Domain: EukaryaCreated by Katelyn Marks 2014.
·      Members of this domain are organisms made up of cells containing a nucleus and membrane bound organelles.

Kingdom: Animalia
·      All members are multicellular, and heterotrophs. Animal bodies are made up of cells that are organized into tissues. Each tissue within the animal is specialized to help perform specific tasks.

Phylum: Chordata
·      Animals within this phylum have a dorsal nerve chord, a notochord, pharyngeal gill slits and a muscular tail that extends beyond their anus sometime during development.

Class: Mammalia
·      This class is extremely diverse and advanced. Mammals are endothermic and have a high rate metabolism. Organisms in this class also have mammary glands and hair that separate them from reptiles and birds.

Order: Cetacea
·      This order includes marine animals like, whales, dolphins, and porpoises. The Maiacetus inuus fits into this order because they are a precursor to the modern whale.

Family: Protocetidae
·      This family is a diverse and heterogeneous group of cetaceans known from Asia, Europe, Africa and North America (Gingerich 2011). They had large fore and hind limbs that could support the body on land, but also swim in the water (Gingerich et al. 2009). The organisms were amphibious like the Maiacetus inuus.

Genus: Maiacetus
·      The genus Maiacetus only contains the species Maiacetus inuus. First described in 2009 based off of two skeletons.  It received the name Maiacetus because this was the first archaeocete to be discovered with a well developed fetus inside (Gingerich et al. 2009).
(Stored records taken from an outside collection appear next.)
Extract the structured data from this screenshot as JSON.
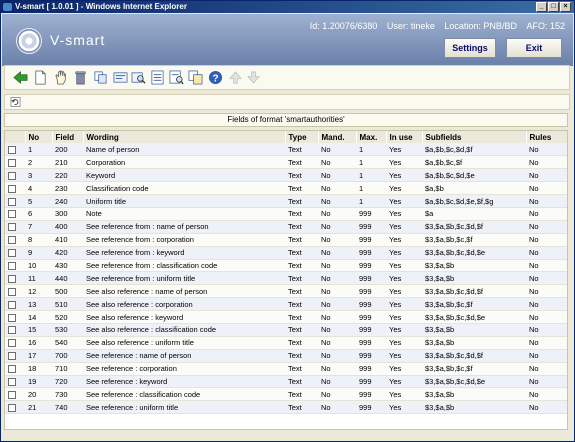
{
  "window": {
    "title": "V-smart [ 1.0.01 ] - Windows Internet Explorer"
  },
  "header": {
    "brand": "V-smart",
    "id_text": "Id: 1.20076/6380",
    "user_text": "User: tineke",
    "location_text": "Location: PNB/BD",
    "afo_text": "AFO: 152",
    "settings_label": "Settings",
    "exit_label": "Exit"
  },
  "toolbar_icons": [
    "back-arrow-icon",
    "new-document-icon",
    "select-hand-icon",
    "delete-trash-icon",
    "copy-icon",
    "view-record-icon",
    "search-zoom-icon",
    "edit-list-icon",
    "search-list-icon",
    "duplicate-icon",
    "help-icon",
    "move-up-icon",
    "move-down-icon"
  ],
  "caption": "Fields of format 'smartauthorities'",
  "table": {
    "headers": [
      "No",
      "Field",
      "Wording",
      "Type",
      "Mand.",
      "Max.",
      "In use",
      "Subfields",
      "Rules"
    ],
    "rows": [
      [
        "1",
        "200",
        "Name of person",
        "Text",
        "No",
        "1",
        "Yes",
        "$a,$b,$c,$d,$f",
        "No"
      ],
      [
        "2",
        "210",
        "Corporation",
        "Text",
        "No",
        "1",
        "Yes",
        "$a,$b,$c,$f",
        "No"
      ],
      [
        "3",
        "220",
        "Keyword",
        "Text",
        "No",
        "1",
        "Yes",
        "$a,$b,$c,$d,$e",
        "No"
      ],
      [
        "4",
        "230",
        "Classification code",
        "Text",
        "No",
        "1",
        "Yes",
        "$a,$b",
        "No"
      ],
      [
        "5",
        "240",
        "Uniform title",
        "Text",
        "No",
        "1",
        "Yes",
        "$a,$b,$c,$d,$e,$f,$g",
        "No"
      ],
      [
        "6",
        "300",
        "Note",
        "Text",
        "No",
        "999",
        "Yes",
        "$a",
        "No"
      ],
      [
        "7",
        "400",
        "See reference from : name of person",
        "Text",
        "No",
        "999",
        "Yes",
        "$3,$a,$b,$c,$d,$f",
        "No"
      ],
      [
        "8",
        "410",
        "See reference from : corporation",
        "Text",
        "No",
        "999",
        "Yes",
        "$3,$a,$b,$c,$f",
        "No"
      ],
      [
        "9",
        "420",
        "See reference from : keyword",
        "Text",
        "No",
        "999",
        "Yes",
        "$3,$a,$b,$c,$d,$e",
        "No"
      ],
      [
        "10",
        "430",
        "See reference from : classification code",
        "Text",
        "No",
        "999",
        "Yes",
        "$3,$a,$b",
        "No"
      ],
      [
        "11",
        "440",
        "See reference from : uniform title",
        "Text",
        "No",
        "999",
        "Yes",
        "$3,$a,$b",
        "No"
      ],
      [
        "12",
        "500",
        "See also reference : name of person",
        "Text",
        "No",
        "999",
        "Yes",
        "$3,$a,$b,$c,$d,$f",
        "No"
      ],
      [
        "13",
        "510",
        "See also reference : corporation",
        "Text",
        "No",
        "999",
        "Yes",
        "$3,$a,$b,$c,$f",
        "No"
      ],
      [
        "14",
        "520",
        "See also reference : keyword",
        "Text",
        "No",
        "999",
        "Yes",
        "$3,$a,$b,$c,$d,$e",
        "No"
      ],
      [
        "15",
        "530",
        "See also reference : classification code",
        "Text",
        "No",
        "999",
        "Yes",
        "$3,$a,$b",
        "No"
      ],
      [
        "16",
        "540",
        "See also reference : uniform title",
        "Text",
        "No",
        "999",
        "Yes",
        "$3,$a,$b",
        "No"
      ],
      [
        "17",
        "700",
        "See reference : name of person",
        "Text",
        "No",
        "999",
        "Yes",
        "$3,$a,$b,$c,$d,$f",
        "No"
      ],
      [
        "18",
        "710",
        "See reference : corporation",
        "Text",
        "No",
        "999",
        "Yes",
        "$3,$a,$b,$c,$f",
        "No"
      ],
      [
        "19",
        "720",
        "See reference : keyword",
        "Text",
        "No",
        "999",
        "Yes",
        "$3,$a,$b,$c,$d,$e",
        "No"
      ],
      [
        "20",
        "730",
        "See reference : classification code",
        "Text",
        "No",
        "999",
        "Yes",
        "$3,$a,$b",
        "No"
      ],
      [
        "21",
        "740",
        "See reference : uniform title",
        "Text",
        "No",
        "999",
        "Yes",
        "$3,$a,$b",
        "No"
      ]
    ]
  }
}
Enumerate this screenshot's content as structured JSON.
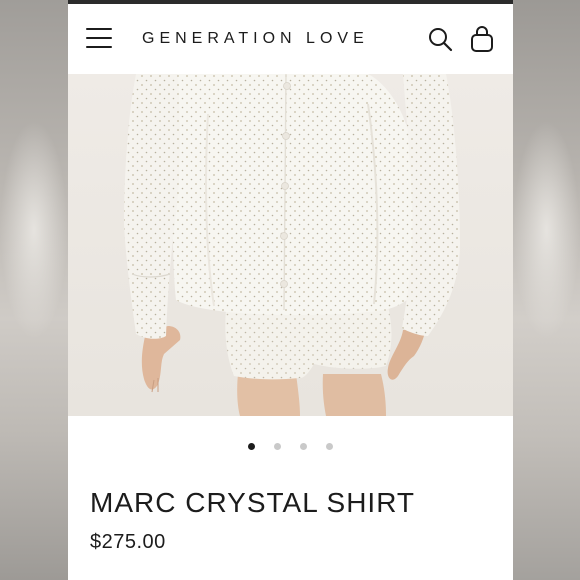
{
  "header": {
    "brand": "GENERATION LOVE",
    "menu_icon": "hamburger-menu-icon",
    "search_icon": "search-icon",
    "cart_icon": "shopping-bag-icon"
  },
  "hero": {
    "description_icon": "product-photo"
  },
  "carousel": {
    "total": 4,
    "active_index": 0
  },
  "product": {
    "title": "MARC CRYSTAL SHIRT",
    "price": "$275.00"
  },
  "colors": {
    "text": "#1c1c1c",
    "dot_active": "#1c1c1c",
    "dot_inactive": "#c9c9c9"
  }
}
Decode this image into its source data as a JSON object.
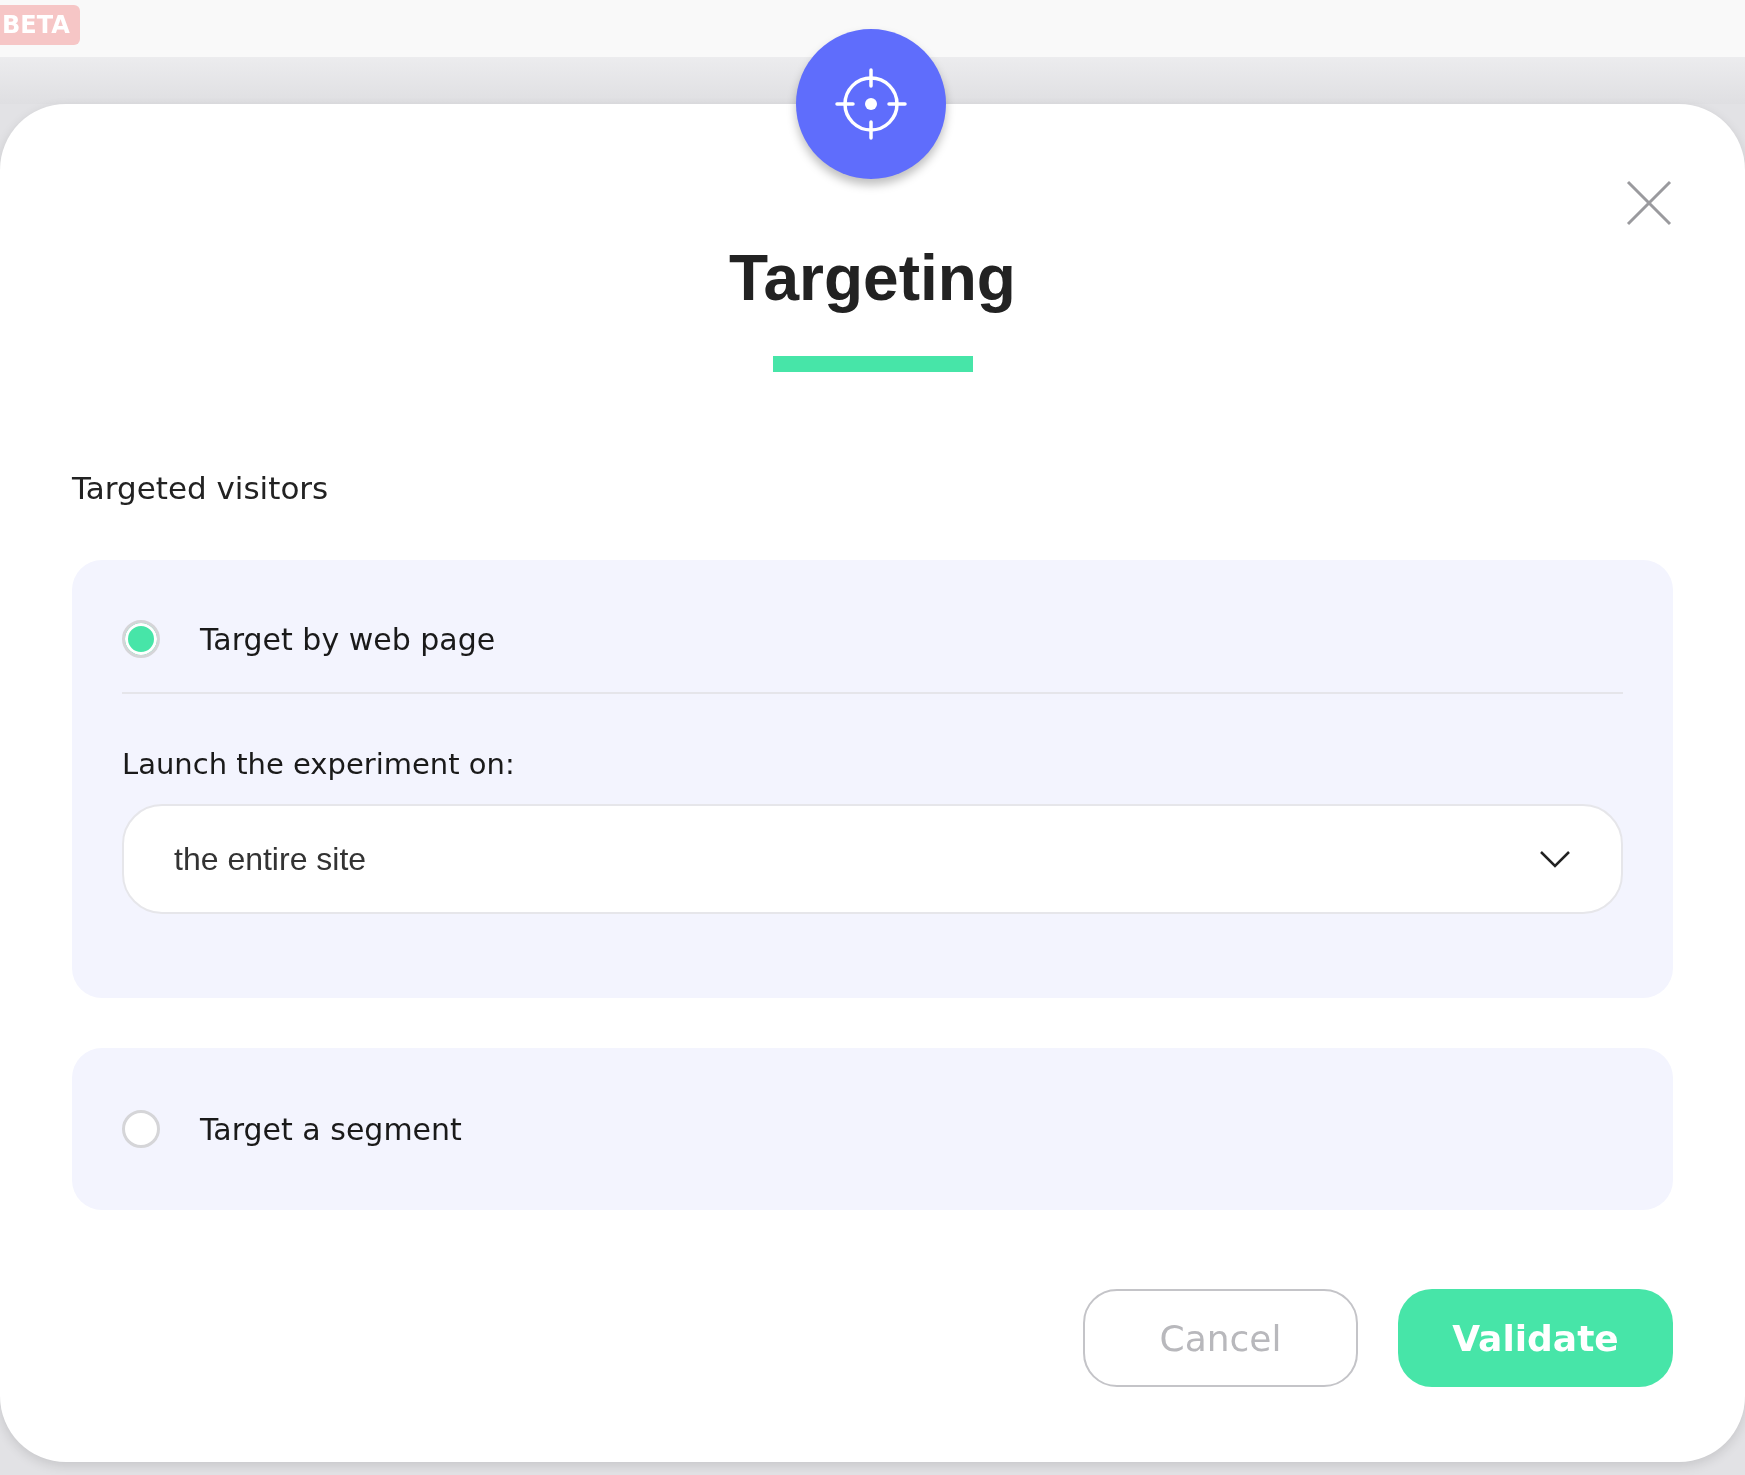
{
  "badge": "BETA",
  "dialog": {
    "title": "Targeting",
    "section_title": "Targeted visitors",
    "options": [
      {
        "label": "Target by web page",
        "selected": true,
        "launch_label": "Launch the experiment on:",
        "select_value": "the entire site"
      },
      {
        "label": "Target a segment",
        "selected": false
      }
    ],
    "buttons": [
      {
        "label": "Cancel",
        "kind": "secondary"
      },
      {
        "label": "Validate",
        "kind": "primary"
      }
    ]
  }
}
Species: inuus
·      This is the only species in genus Maiacetus.

      The Maiacetus inuus, also know as the Good Mother Whale, was primarily named for having a near term fetus. In Greek -ketos means whale and mia- means mother (Gingerich et al. 2009). The first Maiacetus inuus skeleton found was the female, this influenced the genus name.

    Inuus is Latin for God of Fecundity. The species name acknowledges the great discovery of the female and fetus fossil in exceptional condition. The discovery of this organism was important in the cetacean fossil record and life history of mammalian evolution (Gingerich et al. 2009).

 Created by Katelyn Marks 2014.

       When looking at the phylogenetic tree above the Hippopotamus is the closest living relative of the whale, but is not an ancestor. Both organisms are large and aquatic, however these traits evolved separately through convergent evolution from terrestrial ancestors (Berkley 2014). Researchers believe that whales evolved before hippos 50 million years ago (Berkley 2014).  

       The early whale ancestor Pakicetus, is assumed to have spent most of its time on land. Later whale ancestors, Ambulocetus, Kutchicetus and Maiacetus, have builds that suggest they lived in more of an aquatic environment. These three organisms helped make the transition from land to sea. They all had shorter legs with enlarged hands and feet to help paddle in the water (Berkley 2014). This build allowed them to live in both environments. As evolution continued after the Maiacetus the whale ancestors began to lose their paddle-like feet and developed a fluked tail. For more information on whale evolution see

      Take a moment and explore other websites on Check out organisms such as, the Orca Whale, the Beluga Whale, the Long-Finned Pilot Whale, and the Blue Whale. All four of these whales belong to the order Cetacea along with Maiacetus. Dolphins are also categorized in the same order as the Maiacetus and modern whales. Take a minute to look at the websites past students created on dolphins such as the Spinner Dolphin, the Bottlenose Dolphin, and the Atlantic Spotted Dolphin.

Phylogenetic tree of Good Mother Whale with closest relatives. Used with permission from Bamfield Marine Sciences Centre.

        In the second phylogenetic tree (above) you can see that Maiacetus is a sister group to not only other modern whales, but the porpoise, orca, and dolphin as well. The sister group to these is the Pakicetus, which was a precursor to modern whales. The unusual sister group to those is the hippopotamus. Closely followed by that are the cow and the deer. The most distant relative is the pig. Oddly a synapamorphy of the pig is that it gives birth to large litters; whereas every other organism in the tree normally gives birth to one offspring. By clicking on these underlined sister groups you can find more in depth information about these organisms. To learn more about this phylogenetic tree, please visit



To learn more about our organism, head over to our Habitat and Geography page.